Task requirements
Everything from the line holding "Transcribe this image's" through the last line of the data, and nothing else, should be retyped exactly, with no pictures.

Provided data
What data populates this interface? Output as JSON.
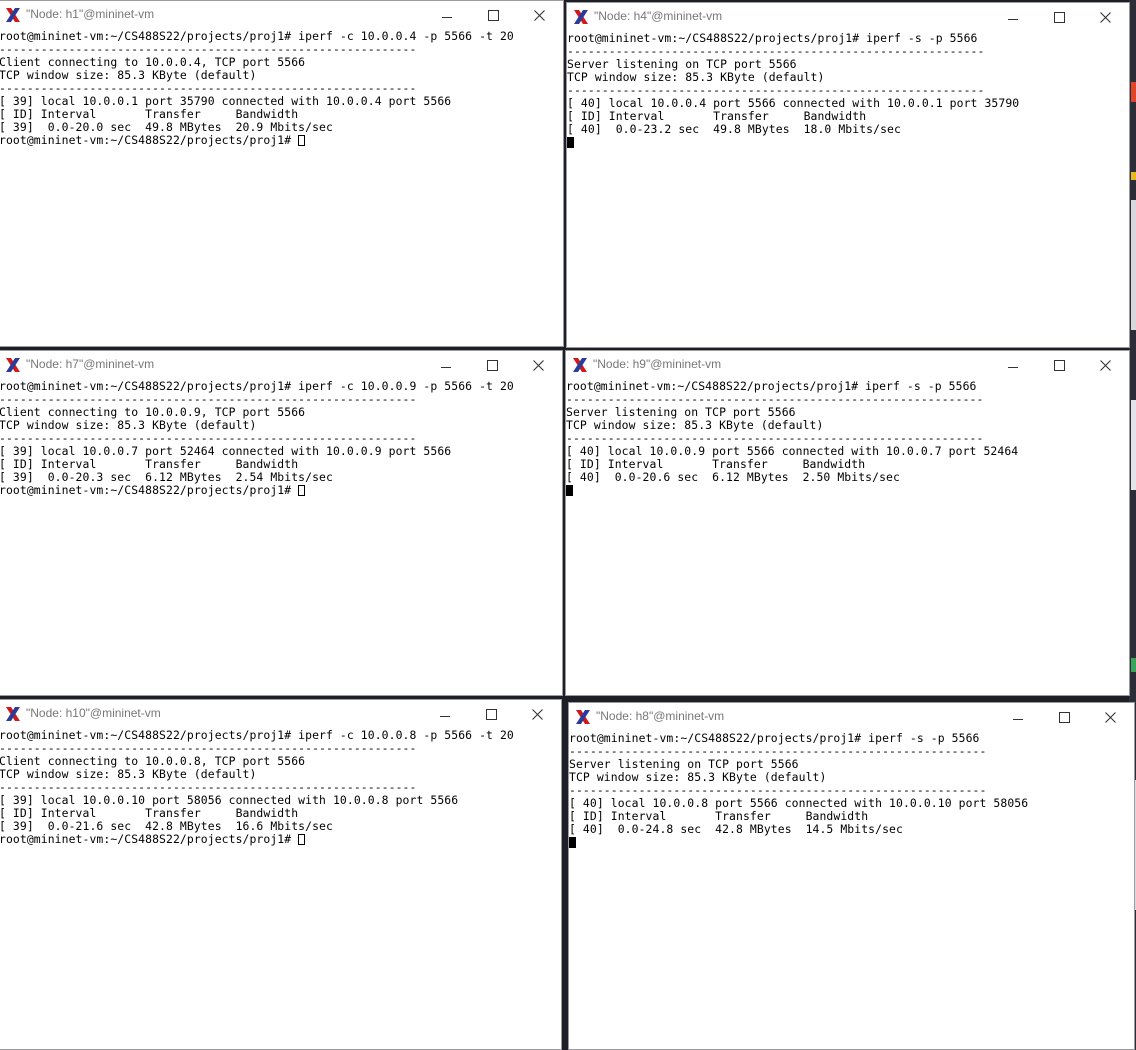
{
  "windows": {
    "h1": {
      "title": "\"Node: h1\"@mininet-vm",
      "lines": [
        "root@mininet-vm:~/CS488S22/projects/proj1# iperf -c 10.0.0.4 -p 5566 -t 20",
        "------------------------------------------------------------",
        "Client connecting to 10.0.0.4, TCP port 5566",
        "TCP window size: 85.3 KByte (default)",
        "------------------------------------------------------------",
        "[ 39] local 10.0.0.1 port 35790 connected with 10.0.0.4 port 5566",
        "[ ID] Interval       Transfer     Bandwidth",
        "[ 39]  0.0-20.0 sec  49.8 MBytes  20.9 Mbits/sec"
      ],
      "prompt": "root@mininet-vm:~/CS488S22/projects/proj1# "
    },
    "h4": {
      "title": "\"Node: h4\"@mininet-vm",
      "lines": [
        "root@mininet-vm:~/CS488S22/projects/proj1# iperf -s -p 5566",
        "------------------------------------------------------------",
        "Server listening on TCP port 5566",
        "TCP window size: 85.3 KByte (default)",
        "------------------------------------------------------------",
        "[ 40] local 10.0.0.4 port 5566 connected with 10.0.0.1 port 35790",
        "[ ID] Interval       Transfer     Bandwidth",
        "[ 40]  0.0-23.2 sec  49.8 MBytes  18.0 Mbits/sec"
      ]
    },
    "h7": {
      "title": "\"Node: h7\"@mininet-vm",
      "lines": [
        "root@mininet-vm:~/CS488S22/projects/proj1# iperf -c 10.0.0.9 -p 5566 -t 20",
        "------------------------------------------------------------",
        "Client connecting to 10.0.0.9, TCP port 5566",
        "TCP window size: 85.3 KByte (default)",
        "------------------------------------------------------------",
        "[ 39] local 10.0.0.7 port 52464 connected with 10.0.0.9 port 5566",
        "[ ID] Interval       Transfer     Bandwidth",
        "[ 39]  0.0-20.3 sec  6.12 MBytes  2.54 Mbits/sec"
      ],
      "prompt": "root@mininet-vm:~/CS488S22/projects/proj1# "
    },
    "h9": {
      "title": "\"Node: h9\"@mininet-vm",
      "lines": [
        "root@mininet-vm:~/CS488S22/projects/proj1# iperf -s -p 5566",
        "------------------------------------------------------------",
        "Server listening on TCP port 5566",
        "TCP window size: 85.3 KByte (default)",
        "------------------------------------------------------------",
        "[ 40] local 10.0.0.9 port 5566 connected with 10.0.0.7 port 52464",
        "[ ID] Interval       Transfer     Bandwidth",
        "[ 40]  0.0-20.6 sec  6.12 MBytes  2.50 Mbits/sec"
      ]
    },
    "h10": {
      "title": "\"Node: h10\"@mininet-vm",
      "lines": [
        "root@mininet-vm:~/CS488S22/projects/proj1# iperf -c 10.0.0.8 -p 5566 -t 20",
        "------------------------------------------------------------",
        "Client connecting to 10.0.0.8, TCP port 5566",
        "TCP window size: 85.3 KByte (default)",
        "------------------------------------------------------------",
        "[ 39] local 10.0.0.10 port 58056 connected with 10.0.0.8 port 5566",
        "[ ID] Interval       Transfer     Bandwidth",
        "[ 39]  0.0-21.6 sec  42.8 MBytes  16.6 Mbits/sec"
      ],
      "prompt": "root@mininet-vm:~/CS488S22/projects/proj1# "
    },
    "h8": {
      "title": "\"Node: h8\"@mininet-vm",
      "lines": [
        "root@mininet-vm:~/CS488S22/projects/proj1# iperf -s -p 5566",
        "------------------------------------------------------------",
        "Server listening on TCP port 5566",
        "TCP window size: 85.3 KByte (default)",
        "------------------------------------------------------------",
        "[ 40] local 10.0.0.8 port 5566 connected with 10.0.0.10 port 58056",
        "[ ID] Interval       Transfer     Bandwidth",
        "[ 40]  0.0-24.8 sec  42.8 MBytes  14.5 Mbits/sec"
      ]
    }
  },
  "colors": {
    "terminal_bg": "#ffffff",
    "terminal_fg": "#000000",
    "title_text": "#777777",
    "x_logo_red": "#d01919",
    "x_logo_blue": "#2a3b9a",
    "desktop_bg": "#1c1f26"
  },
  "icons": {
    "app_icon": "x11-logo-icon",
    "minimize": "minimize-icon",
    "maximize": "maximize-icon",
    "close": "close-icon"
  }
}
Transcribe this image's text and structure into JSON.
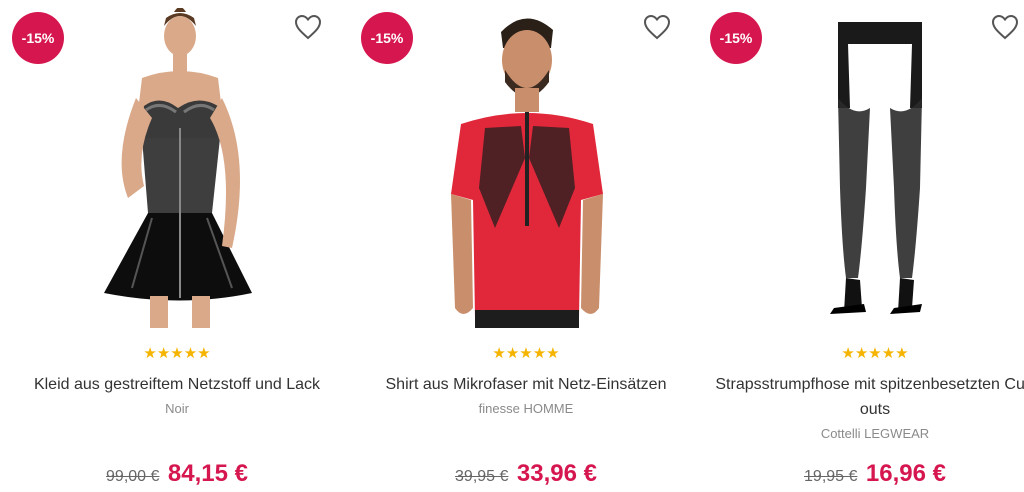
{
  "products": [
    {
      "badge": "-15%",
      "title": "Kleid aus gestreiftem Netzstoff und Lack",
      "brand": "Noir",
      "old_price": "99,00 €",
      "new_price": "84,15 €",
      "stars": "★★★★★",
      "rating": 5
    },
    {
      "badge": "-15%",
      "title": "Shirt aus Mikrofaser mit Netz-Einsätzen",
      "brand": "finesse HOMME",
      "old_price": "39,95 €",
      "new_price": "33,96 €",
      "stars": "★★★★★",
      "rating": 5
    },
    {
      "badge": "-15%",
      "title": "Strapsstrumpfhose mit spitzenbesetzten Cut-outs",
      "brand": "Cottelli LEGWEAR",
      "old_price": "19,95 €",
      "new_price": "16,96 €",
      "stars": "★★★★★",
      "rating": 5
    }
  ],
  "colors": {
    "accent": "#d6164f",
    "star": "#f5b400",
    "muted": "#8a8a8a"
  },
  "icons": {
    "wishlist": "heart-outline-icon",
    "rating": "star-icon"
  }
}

Task response
Transcribe this image's text and structure into JSON.
{
  "products": [
    {
      "badge": "-15%",
      "title": "Kleid aus gestreiftem Netzstoff und Lack",
      "brand": "Noir",
      "old_price": "99,00 €",
      "new_price": "84,15 €",
      "stars": "★★★★★",
      "rating": 5
    },
    {
      "badge": "-15%",
      "title": "Shirt aus Mikrofaser mit Netz-Einsätzen",
      "brand": "finesse HOMME",
      "old_price": "39,95 €",
      "new_price": "33,96 €",
      "stars": "★★★★★",
      "rating": 5
    },
    {
      "badge": "-15%",
      "title": "Strapsstrumpfhose mit spitzenbesetzten Cut-outs",
      "brand": "Cottelli LEGWEAR",
      "old_price": "19,95 €",
      "new_price": "16,96 €",
      "stars": "★★★★★",
      "rating": 5
    }
  ],
  "colors": {
    "accent": "#d6164f",
    "star": "#f5b400",
    "muted": "#8a8a8a"
  },
  "icons": {
    "wishlist": "heart-outline-icon",
    "rating": "star-icon"
  }
}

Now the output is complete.